- EU leaders are so desperate for re-election that they will sacrifice their platform for the sake of feel palliatives that pander to voters.
- The EU's vote to end mobile wireless roaming charges and enforce net neutrality hurts growth and competitiveness.
- To enforce the new roaming rules, regulators will have to set up a de facto surveillance system to track citizen's use of mobile phones.
- Net neutrality's impossible requirements to create the ultimate internet experience for all will inevitably lower quality for everyone.
European Union leaders, with European Commission Vice President Neelie Kroes at the helm, are so desperate for re-election in May that they will sacrifice their very platform for the sake of feel good palliatives that pander to voters.
The original idea behind the proposal for a digital single market for the "Connected Continent" was for Europe to “tap all sources of growth to exit the crisis, create jobs and regain its competitiveness." But a recent vote to end mobile wireless roaming charges and enforce net neutrality does nothing to support the economic reforms that the EU needs. Furthermore there is little relief for Southern Europeans so hard hit by the financial crisis they can’t roam anyway.
The EU’s new roaming rules create perverse “mobile arbitrage” where consumers can buy SIM cards and telecom services in countries where traffic is cheap, such as Lithuania, and use them in countries where traffic is dear, such as the UK, thereby avoiding the price differences in the UK where taxes and spectrum costs are considerably higher. British operators must deliver the traffic regardless of the costs. Already, financial speculators have expressed interest in gaming the rules.

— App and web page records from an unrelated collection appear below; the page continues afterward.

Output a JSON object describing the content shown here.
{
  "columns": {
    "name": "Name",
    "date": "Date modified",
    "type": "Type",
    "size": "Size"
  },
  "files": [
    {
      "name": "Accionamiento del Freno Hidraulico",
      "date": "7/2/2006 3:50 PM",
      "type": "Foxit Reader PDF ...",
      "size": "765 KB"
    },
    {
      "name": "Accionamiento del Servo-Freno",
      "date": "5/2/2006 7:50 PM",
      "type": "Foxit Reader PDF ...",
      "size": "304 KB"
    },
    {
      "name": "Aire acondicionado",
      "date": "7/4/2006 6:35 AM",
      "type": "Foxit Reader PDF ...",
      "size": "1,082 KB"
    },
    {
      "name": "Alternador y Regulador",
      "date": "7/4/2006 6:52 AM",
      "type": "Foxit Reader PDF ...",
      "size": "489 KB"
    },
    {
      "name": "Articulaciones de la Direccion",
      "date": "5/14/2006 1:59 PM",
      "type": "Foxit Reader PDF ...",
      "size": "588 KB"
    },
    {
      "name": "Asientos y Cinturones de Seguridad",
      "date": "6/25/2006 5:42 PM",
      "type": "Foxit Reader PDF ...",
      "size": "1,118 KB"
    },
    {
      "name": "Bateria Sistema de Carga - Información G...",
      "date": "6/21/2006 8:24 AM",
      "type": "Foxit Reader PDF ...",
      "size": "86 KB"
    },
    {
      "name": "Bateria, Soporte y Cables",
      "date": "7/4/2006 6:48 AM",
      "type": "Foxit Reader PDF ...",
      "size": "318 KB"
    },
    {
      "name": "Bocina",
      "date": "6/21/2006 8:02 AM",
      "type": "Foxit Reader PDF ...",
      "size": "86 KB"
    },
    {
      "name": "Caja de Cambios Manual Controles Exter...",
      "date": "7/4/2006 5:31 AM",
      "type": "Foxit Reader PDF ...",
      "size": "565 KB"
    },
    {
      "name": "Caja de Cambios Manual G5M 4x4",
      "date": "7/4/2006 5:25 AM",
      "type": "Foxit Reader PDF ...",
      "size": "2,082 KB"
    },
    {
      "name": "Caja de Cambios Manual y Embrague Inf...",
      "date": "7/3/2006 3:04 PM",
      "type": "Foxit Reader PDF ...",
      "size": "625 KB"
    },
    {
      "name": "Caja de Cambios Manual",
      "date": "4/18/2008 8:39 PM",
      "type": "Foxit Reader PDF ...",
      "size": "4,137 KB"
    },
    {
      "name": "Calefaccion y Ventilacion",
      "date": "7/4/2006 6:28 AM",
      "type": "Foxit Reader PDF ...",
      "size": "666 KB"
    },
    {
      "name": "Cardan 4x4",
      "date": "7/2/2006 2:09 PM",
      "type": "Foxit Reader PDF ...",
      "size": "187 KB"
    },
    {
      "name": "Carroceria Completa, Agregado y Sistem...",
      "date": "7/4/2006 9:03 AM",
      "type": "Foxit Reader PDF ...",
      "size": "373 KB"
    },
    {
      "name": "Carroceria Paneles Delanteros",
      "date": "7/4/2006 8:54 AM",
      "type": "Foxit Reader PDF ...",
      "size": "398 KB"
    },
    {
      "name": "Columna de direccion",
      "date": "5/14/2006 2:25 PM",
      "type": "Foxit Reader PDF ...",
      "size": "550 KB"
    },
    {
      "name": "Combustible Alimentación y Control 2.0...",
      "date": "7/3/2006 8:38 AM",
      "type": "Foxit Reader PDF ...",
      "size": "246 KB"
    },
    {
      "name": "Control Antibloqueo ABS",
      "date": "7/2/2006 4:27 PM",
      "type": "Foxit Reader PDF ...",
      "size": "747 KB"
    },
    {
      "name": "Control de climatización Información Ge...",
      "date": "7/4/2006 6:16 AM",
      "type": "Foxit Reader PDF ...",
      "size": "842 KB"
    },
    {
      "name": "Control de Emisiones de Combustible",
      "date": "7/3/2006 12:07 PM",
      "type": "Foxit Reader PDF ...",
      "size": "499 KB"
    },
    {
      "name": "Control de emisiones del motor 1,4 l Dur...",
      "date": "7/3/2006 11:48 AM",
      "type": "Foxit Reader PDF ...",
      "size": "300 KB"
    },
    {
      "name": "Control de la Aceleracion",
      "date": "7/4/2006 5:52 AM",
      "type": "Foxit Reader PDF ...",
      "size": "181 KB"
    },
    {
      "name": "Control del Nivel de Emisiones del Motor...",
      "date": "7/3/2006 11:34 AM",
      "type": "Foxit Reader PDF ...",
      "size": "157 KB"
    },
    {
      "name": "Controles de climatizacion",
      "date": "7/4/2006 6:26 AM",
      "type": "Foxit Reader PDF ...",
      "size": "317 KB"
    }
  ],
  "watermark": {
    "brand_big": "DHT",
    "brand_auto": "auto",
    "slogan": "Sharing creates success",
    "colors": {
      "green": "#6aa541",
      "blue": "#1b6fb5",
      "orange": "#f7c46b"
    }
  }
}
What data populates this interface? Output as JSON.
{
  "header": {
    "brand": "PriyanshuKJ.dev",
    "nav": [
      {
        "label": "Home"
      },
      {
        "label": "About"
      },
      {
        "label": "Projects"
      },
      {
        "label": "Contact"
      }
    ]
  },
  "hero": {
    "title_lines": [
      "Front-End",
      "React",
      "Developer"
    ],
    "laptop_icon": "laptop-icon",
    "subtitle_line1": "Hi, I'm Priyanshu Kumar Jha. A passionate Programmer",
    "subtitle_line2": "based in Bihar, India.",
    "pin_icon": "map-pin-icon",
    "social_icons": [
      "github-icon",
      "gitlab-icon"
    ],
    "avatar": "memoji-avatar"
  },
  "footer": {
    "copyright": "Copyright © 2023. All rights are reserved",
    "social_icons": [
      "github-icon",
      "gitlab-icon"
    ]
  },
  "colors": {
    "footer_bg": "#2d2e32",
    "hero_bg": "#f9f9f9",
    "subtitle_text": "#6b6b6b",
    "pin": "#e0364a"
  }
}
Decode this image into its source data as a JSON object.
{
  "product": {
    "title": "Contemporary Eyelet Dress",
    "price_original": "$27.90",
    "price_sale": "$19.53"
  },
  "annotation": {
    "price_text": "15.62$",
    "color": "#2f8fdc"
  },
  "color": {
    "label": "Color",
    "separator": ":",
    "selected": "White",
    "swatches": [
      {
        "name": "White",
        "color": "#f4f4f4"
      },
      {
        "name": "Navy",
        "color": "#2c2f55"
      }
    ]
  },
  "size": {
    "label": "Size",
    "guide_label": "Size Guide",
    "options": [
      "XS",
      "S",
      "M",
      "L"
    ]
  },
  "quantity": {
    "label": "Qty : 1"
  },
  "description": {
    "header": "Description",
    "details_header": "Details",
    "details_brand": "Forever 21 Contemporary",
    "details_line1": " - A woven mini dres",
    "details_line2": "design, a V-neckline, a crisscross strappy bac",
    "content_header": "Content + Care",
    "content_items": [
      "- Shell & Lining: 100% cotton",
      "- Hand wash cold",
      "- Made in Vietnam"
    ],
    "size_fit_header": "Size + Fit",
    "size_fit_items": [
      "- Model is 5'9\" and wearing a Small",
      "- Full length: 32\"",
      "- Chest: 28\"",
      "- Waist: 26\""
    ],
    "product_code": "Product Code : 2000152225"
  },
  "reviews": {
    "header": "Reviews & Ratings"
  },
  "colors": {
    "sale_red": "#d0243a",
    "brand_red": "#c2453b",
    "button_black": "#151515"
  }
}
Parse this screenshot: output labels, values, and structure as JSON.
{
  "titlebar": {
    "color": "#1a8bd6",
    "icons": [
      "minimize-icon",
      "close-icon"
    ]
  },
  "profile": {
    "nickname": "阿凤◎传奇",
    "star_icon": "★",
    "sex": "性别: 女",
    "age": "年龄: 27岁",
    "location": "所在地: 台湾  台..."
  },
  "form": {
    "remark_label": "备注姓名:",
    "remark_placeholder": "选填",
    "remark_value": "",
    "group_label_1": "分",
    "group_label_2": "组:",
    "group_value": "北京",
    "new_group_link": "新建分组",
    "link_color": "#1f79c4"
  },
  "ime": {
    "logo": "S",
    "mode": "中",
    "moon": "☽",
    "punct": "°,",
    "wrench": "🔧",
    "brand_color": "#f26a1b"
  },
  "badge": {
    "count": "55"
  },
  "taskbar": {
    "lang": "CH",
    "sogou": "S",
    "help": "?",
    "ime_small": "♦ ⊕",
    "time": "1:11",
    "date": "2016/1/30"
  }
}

The EU is aware of the danger and says that the plan is subject to “reasonable use” and that “excessive use” is not allowed. It says it will stipulate rules for monitoring abuse and meting punishment. In practice, Europeans who frequently travel, for example students and business travelers, will be the unwitting violators under the new plan. The irony is that the EU, which has criticized the the National Security Agency’s monitoring activities, will now set up its own de facto surveillance system for tracking citizens’ use of mobile phones. The system will likely force operators to police not only their own customers, but also roaming customers that enter their networks.
This grotesque outcome with roaming further highlights the problems of net neutrality in the EU. While the new rule protects traffic from monitoring and blocking online, it creates a new regime to monitor and block citizens instead. Operators are restricted from managing their networks to ensure optimal user experiences for all their subscribers. Furthermore, the murky managed services definitions threaten to curtail innovators’ ability to contract with network operators to improve the distribution of services with better quality. Net neutrality’s impossible requirements to create the ultimate internet experience for all will have the inevitable result of lowering quality for everyone.
Creating a world with a patchwork of net neutrality regulation will itself provide arbitrage opportunities. Digital entrepreneurs will likely look for the countries and regions where they are allowed to contract with operators to offer services that users want.
A decade ago, many considered the new EU an economic threat to U.S. economic and technological dominance. At that time there were six European handset makers, and Europe's Global System for Mobile Communications was the global mobile standard.
The reality is different today. There are no significant European phone makers. EU network investment has plummeted from one-third to less than one-fifth of the world’s total. The U.S., which invests in broadband at twice the per capita level of the EU, has fostered 15 of the world’s top 25 Internet companies; the EU has only created one.
It is unfortunate that the EU’s leaders are failing to address the real change that is needed to make the EU competitive. One important step would be to harmonize the tax system so that all EU countries are attractive to Internet companies, not just Ireland. Another reform is to allow operators to consolidate so that they can achieve greater scale and lower transactions costs. All told, 74 percent of the EU fixed broadband subscriptions are delivered by DSL (versus 34 percent in the U.S.), and just 26 percent of people in the EU can get LTE (versus 97 percent in the US). Operators can’t get the conditions to create the real facilities-based competition that exists in the U.S.
The parliamentary vote will have to be approved by the Council of Ministers before it becomes law. But no one should worry about the EU being an economic threat. It is dead set on following the path to digital oblivion in the name of consumer interest.